Crew resource management isn’t something to overlook, especially during flight
Not many pilots know the terror of bouncing down the runway, trying desperately to regain control before the unthinkable happens. In this situation, the unlucky pilots know the gut-wrenching feeling of being along for the ride. I know because I’m one of them. But I also know the potential that crew resource management has in preventing aviation accidents and incidents. I wonder if it could have saved Dale Earnhardt’s Citation.
The Earnhardt accident’s final report was just published, and the NTSB found decisions made by the crew to be the probable cause of the 2019 crash. “Crew” is the operative word.

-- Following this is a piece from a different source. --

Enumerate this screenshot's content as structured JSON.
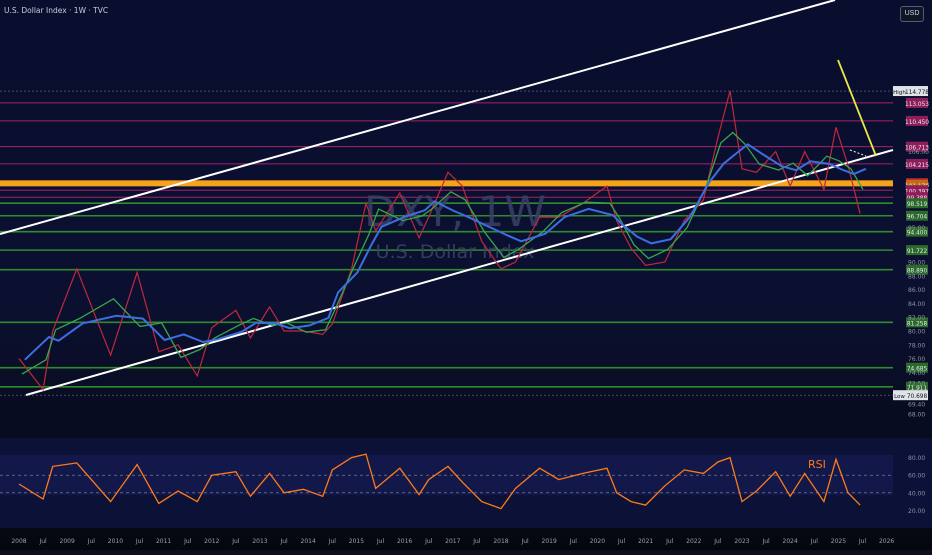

According to the report, the Citation 680 landed too fast, bounced, and touched down a total of 4 times before the main right gear collapsed. Following the collapse, the jet exited the runway, sliding through a ditch and hitting a fence before finally stopping 600 feet from the runway threshold.
Here are the details:
- Aircraft touched down 18 kts above Vref
- Pilot did not extend the aircraft speed brakes on touchdown
- Pilot did deploy thrust reversers
- A go-around was attempted on the third bounce, but thrust reversers were not stowed
- Electronic engine controls prevented increase in thrust because of reverser position
Now, read the NTSB determination’s exact wording through a crew resource management lens and see if you think this accident was preventable. The Board determined that the accident was the result of “the pilot’s continuation of an unstabilized approach despite recognizing associated cues and the flight crew’s decision not to initiate a go-around before touchdown …”. Contributing factors included “the pilot’s failure to deploy the speedbrakes during the initial touchdown … and the pilot’s attempt to go around after deployment of the thrust reversers.”
I see many opportunities for either pilot to pull the plug as this incident developed into an accident. I wasn’t there, but I have been in a very similar situation; I know the incredible danger of trying to salvage a lousy landing or waiting too long to take immediate corrective action to prevent a bad situation from becoming worse. I get it – we’re humans and it’s easy to let our ego get in the way. But look at what the result can be. Fortunately, in this accident nobody was hurt, though the airplane sure was totaled.
Think about this for a minute. what if the non-flying pilot said something about the unstable approach? Isn’t that an automatic go-around per the regs? What if the speed brakes were deployed, as the checklist required? Maybe the brakes would have been more efficient. What if someone would have stopped the go-around attempt after the thrust reversers were deployed (also standard procedure). So many what-if’s.
And all of those what-if’s come back around to crew resource management. Simply talking to each other and not being afraid to speak up, even forcefully if needed, and stopping a situation from escalating to a potential disaster. That’s why there are two crew members aboard. And that’s why the NTSB blamed the accident on the decisions of the pilot AND co-pilot. We need to use the input from BOTH crewmembers to ensure the safe outcome of every flight. It’s a whole lot easier that way.